  • Others empathized with McKinlay and her daughter, expressing pure outrage and calling the incident "misogynistic" and "infuriating."

  • In a follow-up post on September 14, McKinlay said she had spoken with the school's principal and feels "confident they are addressing the situation."

    It's heartening to see that McKinlay, the principal, and the school board were able to get in sync on the issue. But as McKinlay points out, by noting the need for sensitivity training, there is still more work to be done. 

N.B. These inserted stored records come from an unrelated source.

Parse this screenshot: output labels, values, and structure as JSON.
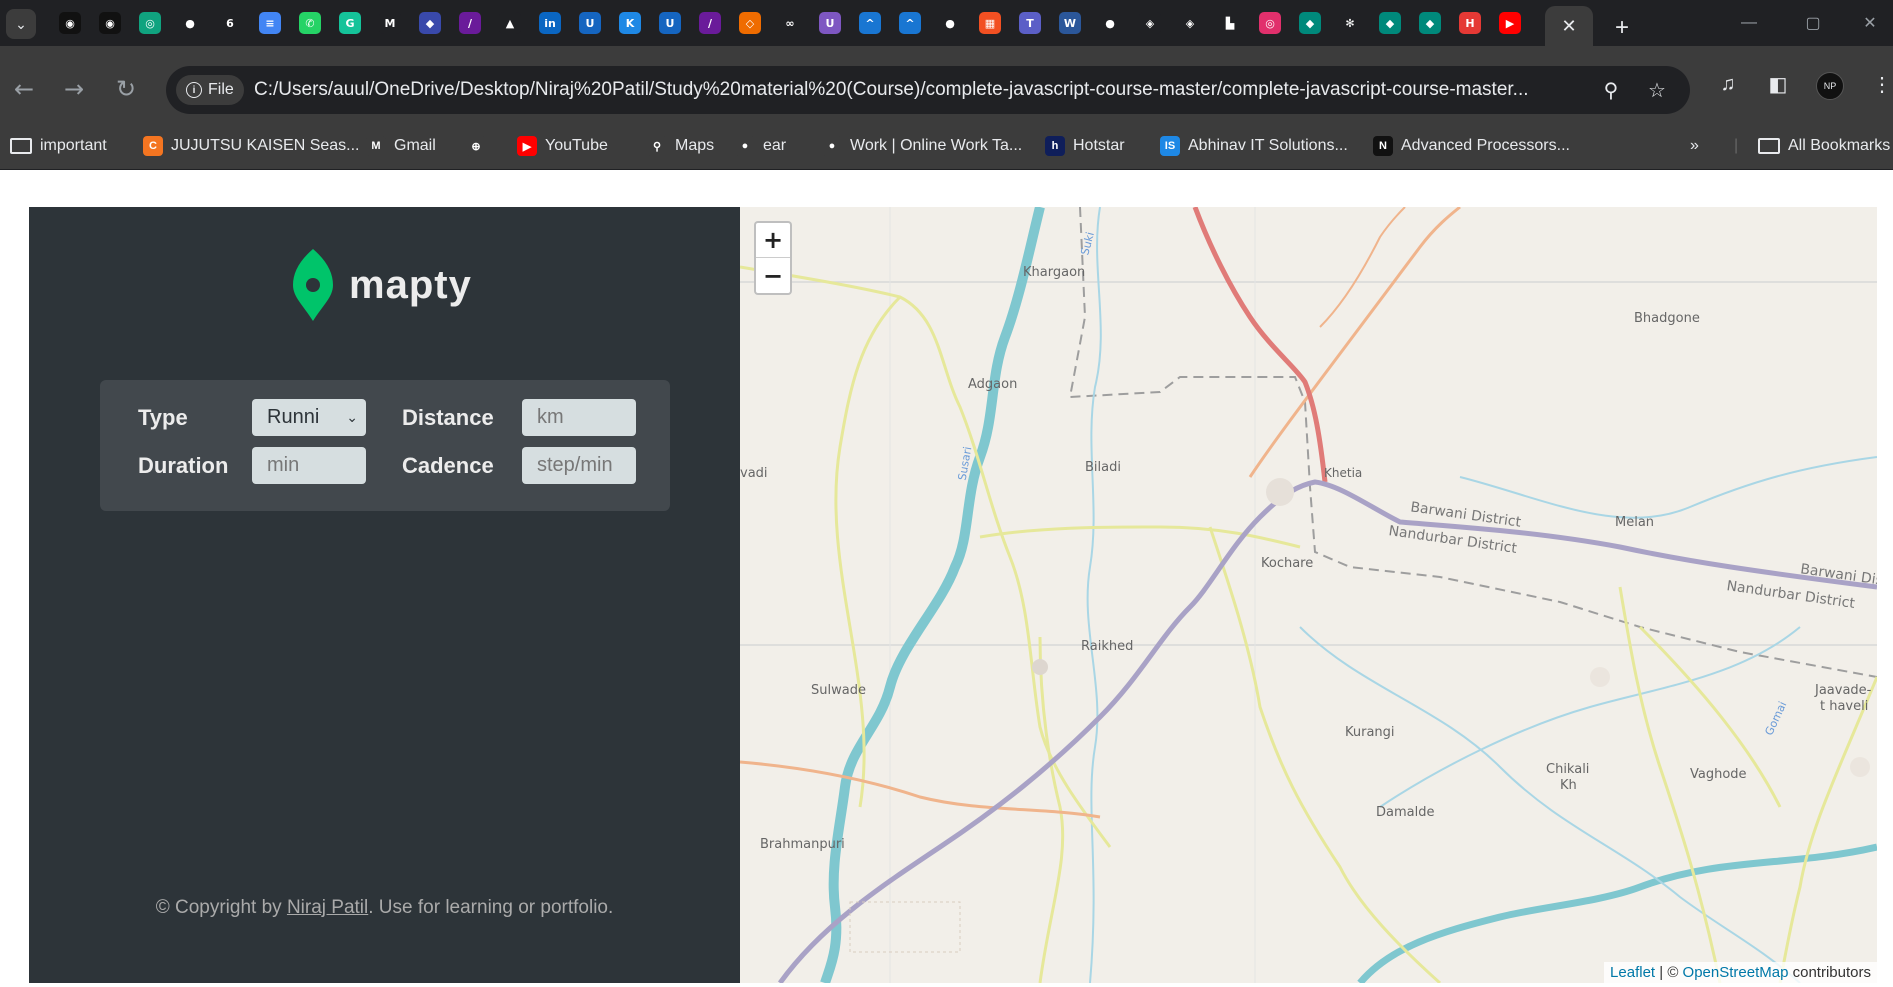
{
  "browser": {
    "tab_close": "✕",
    "new_tab": "+",
    "tab_favicons": [
      {
        "name": "favicon-1-icon",
        "glyph": "◉",
        "bg": "#111"
      },
      {
        "name": "favicon-2-icon",
        "glyph": "◉",
        "bg": "#111"
      },
      {
        "name": "chatgpt-icon",
        "glyph": "◎",
        "bg": "#10a37f"
      },
      {
        "name": "github-icon",
        "glyph": "●",
        "bg": "#202124"
      },
      {
        "name": "favicon-6-icon",
        "glyph": "6",
        "bg": "#202124"
      },
      {
        "name": "docs-icon",
        "glyph": "≡",
        "bg": "#4285f4"
      },
      {
        "name": "whatsapp-icon",
        "glyph": "✆",
        "bg": "#25d366"
      },
      {
        "name": "grammarly-icon",
        "glyph": "G",
        "bg": "#15c39a"
      },
      {
        "name": "gmail-icon",
        "glyph": "M",
        "bg": "#202124"
      },
      {
        "name": "favicon-10-icon",
        "glyph": "◆",
        "bg": "#3949ab"
      },
      {
        "name": "favicon-11-icon",
        "glyph": "∕",
        "bg": "#6a1b9a"
      },
      {
        "name": "drive-icon",
        "glyph": "▲",
        "bg": "#202124"
      },
      {
        "name": "linkedin-icon",
        "glyph": "in",
        "bg": "#0a66c2"
      },
      {
        "name": "favicon-14-icon",
        "glyph": "U",
        "bg": "#1565c0"
      },
      {
        "name": "favicon-15-icon",
        "glyph": "K",
        "bg": "#1e88e5"
      },
      {
        "name": "favicon-16-icon",
        "glyph": "U",
        "bg": "#1565c0"
      },
      {
        "name": "favicon-17-icon",
        "glyph": "∕",
        "bg": "#6a1b9a"
      },
      {
        "name": "favicon-18-icon",
        "glyph": "◇",
        "bg": "#ef6c00"
      },
      {
        "name": "favicon-19-icon",
        "glyph": "∞",
        "bg": "#202124"
      },
      {
        "name": "favicon-20-icon",
        "glyph": "U",
        "bg": "#7e57c2"
      },
      {
        "name": "favicon-21-icon",
        "glyph": "^",
        "bg": "#1976d2"
      },
      {
        "name": "favicon-22-icon",
        "glyph": "^",
        "bg": "#1976d2"
      },
      {
        "name": "github-icon-2",
        "glyph": "●",
        "bg": "#202124"
      },
      {
        "name": "microsoft-icon",
        "glyph": "▦",
        "bg": "#f25022"
      },
      {
        "name": "teams-icon",
        "glyph": "T",
        "bg": "#5b5fc7"
      },
      {
        "name": "word-icon",
        "glyph": "W",
        "bg": "#2b579a"
      },
      {
        "name": "github-icon-3",
        "glyph": "●",
        "bg": "#202124"
      },
      {
        "name": "codepen-icon",
        "glyph": "◈",
        "bg": "#202124"
      },
      {
        "name": "codepen-icon-2",
        "glyph": "◈",
        "bg": "#202124"
      },
      {
        "name": "favicon-30-icon",
        "glyph": "▙",
        "bg": "#202124"
      },
      {
        "name": "instagram-icon",
        "glyph": "◎",
        "bg": "#e1306c"
      },
      {
        "name": "favicon-32-icon",
        "glyph": "◆",
        "bg": "#00897b"
      },
      {
        "name": "favicon-33-icon",
        "glyph": "✻",
        "bg": "#202124"
      },
      {
        "name": "favicon-34-icon",
        "glyph": "◆",
        "bg": "#00897b"
      },
      {
        "name": "favicon-35-icon",
        "glyph": "◆",
        "bg": "#00897b"
      },
      {
        "name": "favicon-36-icon",
        "glyph": "H",
        "bg": "#e53935"
      },
      {
        "name": "youtube-icon",
        "glyph": "▶",
        "bg": "#ff0000"
      },
      {
        "name": "github-icon-4",
        "glyph": "●",
        "bg": "#202124"
      }
    ],
    "address": {
      "chip_label": "File",
      "url": "C:/Users/auul/OneDrive/Desktop/Niraj%20Patil/Study%20material%20(Course)/complete-javascript-course-master/complete-javascript-course-master..."
    },
    "profile_initials": "NP",
    "bookmarks": [
      {
        "label": "important",
        "type": "folder"
      },
      {
        "label": "JUJUTSU KAISEN Seas...",
        "icon_bg": "#f47521",
        "glyph": "C"
      },
      {
        "label": "Gmail",
        "icon_bg": "#3c3c3c",
        "glyph": "M"
      },
      {
        "label": "",
        "icon_bg": "#3c3c3c",
        "glyph": "⊕"
      },
      {
        "label": "YouTube",
        "icon_bg": "#ff0000",
        "glyph": "▶"
      },
      {
        "label": "Maps",
        "icon_bg": "#3c3c3c",
        "glyph": "⚲"
      },
      {
        "label": "ear",
        "icon_bg": "#3c3c3c",
        "glyph": "●"
      },
      {
        "label": "Work | Online Work Ta...",
        "icon_bg": "#3c3c3c",
        "glyph": "●"
      },
      {
        "label": "Hotstar",
        "icon_bg": "#0f1e5a",
        "glyph": "h"
      },
      {
        "label": "Abhinav IT Solutions...",
        "icon_bg": "#1e88e5",
        "glyph": "IS"
      },
      {
        "label": "Advanced Processors...",
        "icon_bg": "#111",
        "glyph": "N"
      }
    ],
    "bookmarks_overflow": "»",
    "all_bookmarks": "All Bookmarks"
  },
  "app": {
    "logo_text": "mapty",
    "form": {
      "type_label": "Type",
      "type_value": "Runni",
      "distance_label": "Distance",
      "distance_placeholder": "km",
      "duration_label": "Duration",
      "duration_placeholder": "min",
      "cadence_label": "Cadence",
      "cadence_placeholder": "step/min"
    },
    "copyright": {
      "prefix": "© Copyright by ",
      "author": "Niraj Patil",
      "suffix": ". Use for learning or portfolio."
    },
    "accent_color": "#00c46a"
  },
  "map": {
    "zoom_in": "+",
    "zoom_out": "−",
    "attribution": {
      "leaflet": "Leaflet",
      "sep": " | © ",
      "osm": "OpenStreetMap",
      "suffix": " contributors"
    },
    "labels": {
      "khargaon": "Khargaon",
      "bhadgone": "Bhadgone",
      "adgaon": "Adgaon",
      "biladi": "Biladi",
      "khetia": "Khetia",
      "barwani_1": "Barwani District",
      "nandurbar_1": "Nandurbar District",
      "melan": "Melan",
      "barwani_2": "Barwani Dis",
      "nandurbar_2": "Nandurbar District",
      "kochare": "Kochare",
      "raikhed": "Raikhed",
      "sulwade": "Sulwade",
      "kurangi": "Kurangi",
      "chikali": "Chikali",
      "kh": "Kh",
      "vaghode": "Vaghode",
      "damalde": "Damalde",
      "jaavade": "Jaavade-",
      "thaveli": "t haveli",
      "brahmanpuri": "Brahmanpuri",
      "vadi": "vadi",
      "suki": "Suki",
      "susari": "Susari",
      "gomai": "Gomai"
    }
  }
}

    Let's hope this incident also empowers other parents to stand up against victim-blaming, shaming, and downright sexist treatment of their daughters in schools all over the country.